WORK ITEM:
With the images removed, write out each record exactly as given.

START WORKING DATA

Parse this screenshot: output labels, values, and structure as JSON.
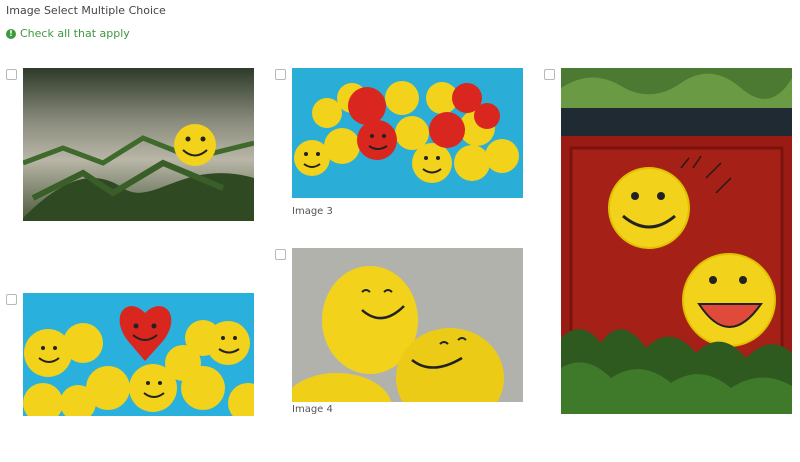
{
  "question": {
    "title": "Image Select Multiple Choice",
    "hint": "Check all that apply",
    "hint_icon": "!"
  },
  "options": [
    {
      "id": "image-1",
      "caption": ""
    },
    {
      "id": "image-2",
      "caption": ""
    },
    {
      "id": "image-3",
      "caption": "Image 3"
    },
    {
      "id": "image-4",
      "caption": "Image 4"
    },
    {
      "id": "image-5",
      "caption": ""
    }
  ],
  "colors": {
    "hint_green": "#3c9a3c",
    "smiley_yellow": "#f2d21a",
    "heart_red": "#d9261e",
    "sky_blue": "#2ab0dc"
  }
}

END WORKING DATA

EXERCISE ANSWER:
Parse this screenshot: output labels, values, and structure as JSON.
{
  "question": {
    "title": "Image Select Multiple Choice",
    "hint": "Check all that apply",
    "hint_icon": "!"
  },
  "options": [
    {
      "id": "image-1",
      "caption": ""
    },
    {
      "id": "image-2",
      "caption": ""
    },
    {
      "id": "image-3",
      "caption": "Image 3"
    },
    {
      "id": "image-4",
      "caption": "Image 4"
    },
    {
      "id": "image-5",
      "caption": ""
    }
  ],
  "colors": {
    "hint_green": "#3c9a3c",
    "smiley_yellow": "#f2d21a",
    "heart_red": "#d9261e",
    "sky_blue": "#2ab0dc"
  }
}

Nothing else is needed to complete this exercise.